Data items
══════════════════════════════
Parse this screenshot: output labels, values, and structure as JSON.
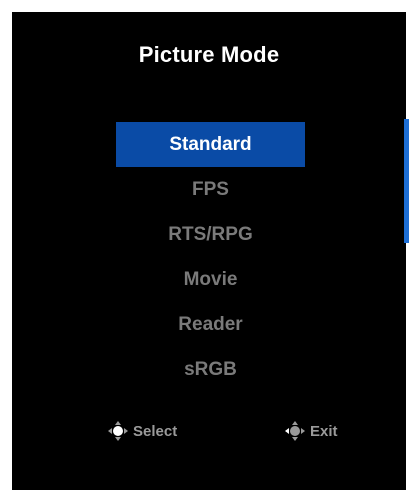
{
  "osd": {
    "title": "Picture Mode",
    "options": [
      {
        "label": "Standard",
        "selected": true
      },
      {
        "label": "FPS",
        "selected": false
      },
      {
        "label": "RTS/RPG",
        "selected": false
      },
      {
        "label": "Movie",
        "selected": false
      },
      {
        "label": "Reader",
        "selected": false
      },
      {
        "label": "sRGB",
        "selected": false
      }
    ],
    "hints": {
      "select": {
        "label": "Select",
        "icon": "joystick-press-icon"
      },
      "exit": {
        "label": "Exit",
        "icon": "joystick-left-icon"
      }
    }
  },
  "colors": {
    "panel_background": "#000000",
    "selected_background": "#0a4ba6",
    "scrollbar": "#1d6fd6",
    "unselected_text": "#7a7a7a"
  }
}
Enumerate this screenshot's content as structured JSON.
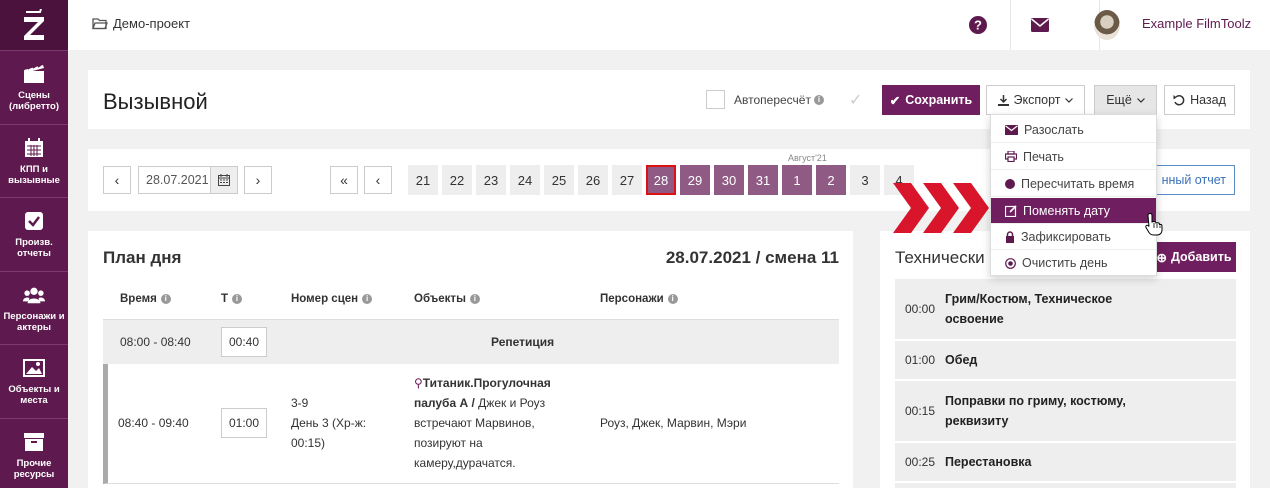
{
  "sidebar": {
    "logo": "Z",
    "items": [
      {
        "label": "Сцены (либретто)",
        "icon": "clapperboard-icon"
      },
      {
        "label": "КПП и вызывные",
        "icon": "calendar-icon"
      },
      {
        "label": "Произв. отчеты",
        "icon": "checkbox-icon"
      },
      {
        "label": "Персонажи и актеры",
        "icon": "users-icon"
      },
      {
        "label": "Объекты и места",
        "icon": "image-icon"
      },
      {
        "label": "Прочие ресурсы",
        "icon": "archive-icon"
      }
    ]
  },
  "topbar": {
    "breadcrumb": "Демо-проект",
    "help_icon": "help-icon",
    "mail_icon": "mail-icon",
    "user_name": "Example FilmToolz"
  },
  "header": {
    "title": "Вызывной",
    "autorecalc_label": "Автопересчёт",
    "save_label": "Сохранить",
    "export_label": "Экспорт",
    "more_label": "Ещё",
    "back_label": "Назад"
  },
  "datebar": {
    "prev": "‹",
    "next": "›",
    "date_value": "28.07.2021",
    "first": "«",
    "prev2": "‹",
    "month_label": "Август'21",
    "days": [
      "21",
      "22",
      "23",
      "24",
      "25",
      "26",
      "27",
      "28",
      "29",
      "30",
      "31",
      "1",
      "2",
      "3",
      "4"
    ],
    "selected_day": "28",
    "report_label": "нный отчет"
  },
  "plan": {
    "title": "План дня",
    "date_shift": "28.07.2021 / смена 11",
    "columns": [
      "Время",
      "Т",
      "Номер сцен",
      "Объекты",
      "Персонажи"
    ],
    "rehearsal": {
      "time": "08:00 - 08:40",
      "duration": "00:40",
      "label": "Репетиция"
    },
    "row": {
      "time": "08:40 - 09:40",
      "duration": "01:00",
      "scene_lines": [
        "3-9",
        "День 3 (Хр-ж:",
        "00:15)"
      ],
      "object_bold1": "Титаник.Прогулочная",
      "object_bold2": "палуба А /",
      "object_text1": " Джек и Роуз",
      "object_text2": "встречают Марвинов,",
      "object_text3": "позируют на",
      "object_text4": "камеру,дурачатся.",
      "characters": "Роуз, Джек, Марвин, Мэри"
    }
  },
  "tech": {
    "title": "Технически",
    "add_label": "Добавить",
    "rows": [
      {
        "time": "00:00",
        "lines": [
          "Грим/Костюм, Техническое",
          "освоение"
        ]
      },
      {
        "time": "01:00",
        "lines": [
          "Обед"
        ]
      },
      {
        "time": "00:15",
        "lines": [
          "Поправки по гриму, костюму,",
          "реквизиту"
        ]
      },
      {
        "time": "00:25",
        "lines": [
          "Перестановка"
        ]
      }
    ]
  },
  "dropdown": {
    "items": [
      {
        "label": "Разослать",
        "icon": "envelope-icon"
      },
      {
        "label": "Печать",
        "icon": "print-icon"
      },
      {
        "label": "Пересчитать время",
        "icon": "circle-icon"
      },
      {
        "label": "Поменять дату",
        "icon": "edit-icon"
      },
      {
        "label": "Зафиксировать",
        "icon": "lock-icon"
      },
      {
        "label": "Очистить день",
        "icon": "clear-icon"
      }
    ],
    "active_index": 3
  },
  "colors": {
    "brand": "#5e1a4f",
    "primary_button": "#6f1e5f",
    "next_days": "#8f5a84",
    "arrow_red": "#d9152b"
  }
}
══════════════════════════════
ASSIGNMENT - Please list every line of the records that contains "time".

RESPONSE TO THE TASK -
      "time": "08:00 - 08:40",
      "time": "08:40 - 09:40",
        "time": "00:00",
        "time": "01:00",
        "time": "00:15",
        "time": "00:25",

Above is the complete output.